A book like Mark Dever’s “What is a Healthy Church?” is an invaluable resource to church planters committed to giving their congregations a right understanding of the Word. For Pastor Hor, whose congregation has grown from about 10 in its infancy to more nearly 200 members now, imparting such key gospel truths to his people is imperative, as is preparing the younger disciples to lead the next generation of believers.
“This project helps pastors in Cambodia so much to grow in Christian knowledge,” he said. “And it helps to pass that knowledge on to my church.”
In 1973, speaking at a conference in England, Cambodian leader Chhirc Taing spoke passionately and poignantly to Western church leaders about Khmer Christians’ grave need for help:
“God has given you blessings upon blessings so that today you have many churches in which to worship him and learn from his living Word,” he entreated. “You have plenty of books, booklets, tracts and films telling you about the true God; you have worship services on television every Sunday, and services on the radio each morning. God has given you wonderful things.
“Give us the right to believe in Jesus Christ the true God, on whom you have believed for many, many centuries.”
For Chhirc Taing, who returned to his country to advance the gospel knowing he would be killed, the need was so profound that no sacrifice was too much to make. He was murdered days after the Khmer Rouge took over in 1975.
The need is no smaller today, but the sacrifice asked of us now is incomparably less.
Your gift to TGC’s Cambodian Relief Project could provide the spark that leads to a gospel awakening in this needy, hope-starved country.
* Sources: OMF International; The Lausanne Movement; Bureau of Democracy, Human Rights and Labour International Religious Freedom Report in 2010; The Gospel Coalition

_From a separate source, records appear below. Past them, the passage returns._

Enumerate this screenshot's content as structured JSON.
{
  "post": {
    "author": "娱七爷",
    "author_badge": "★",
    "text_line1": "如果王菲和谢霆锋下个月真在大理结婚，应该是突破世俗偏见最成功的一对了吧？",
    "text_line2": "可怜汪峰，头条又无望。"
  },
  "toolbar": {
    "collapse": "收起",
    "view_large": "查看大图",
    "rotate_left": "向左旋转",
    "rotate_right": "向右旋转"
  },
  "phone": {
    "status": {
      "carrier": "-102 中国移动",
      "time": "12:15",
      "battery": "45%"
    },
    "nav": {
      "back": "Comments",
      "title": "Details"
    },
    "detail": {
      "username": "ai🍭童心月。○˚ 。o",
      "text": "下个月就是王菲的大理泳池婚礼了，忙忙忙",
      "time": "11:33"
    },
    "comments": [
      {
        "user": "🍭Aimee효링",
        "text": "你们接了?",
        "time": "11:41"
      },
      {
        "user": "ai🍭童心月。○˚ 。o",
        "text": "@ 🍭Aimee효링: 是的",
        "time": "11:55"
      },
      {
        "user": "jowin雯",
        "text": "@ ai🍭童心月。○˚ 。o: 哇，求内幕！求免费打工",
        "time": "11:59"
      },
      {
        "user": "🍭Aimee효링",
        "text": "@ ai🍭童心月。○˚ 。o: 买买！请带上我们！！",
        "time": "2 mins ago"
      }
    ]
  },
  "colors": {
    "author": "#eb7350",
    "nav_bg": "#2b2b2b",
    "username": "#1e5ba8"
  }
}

Elizabeth Roberts is a copy editor for the Stockton Record newspaper and director of the Stockton Cambodian Oral History Project, and is on the missions team at Elk Grove (CA) Bible Church. She and her husband, Dennis, live in Valley Springs, California.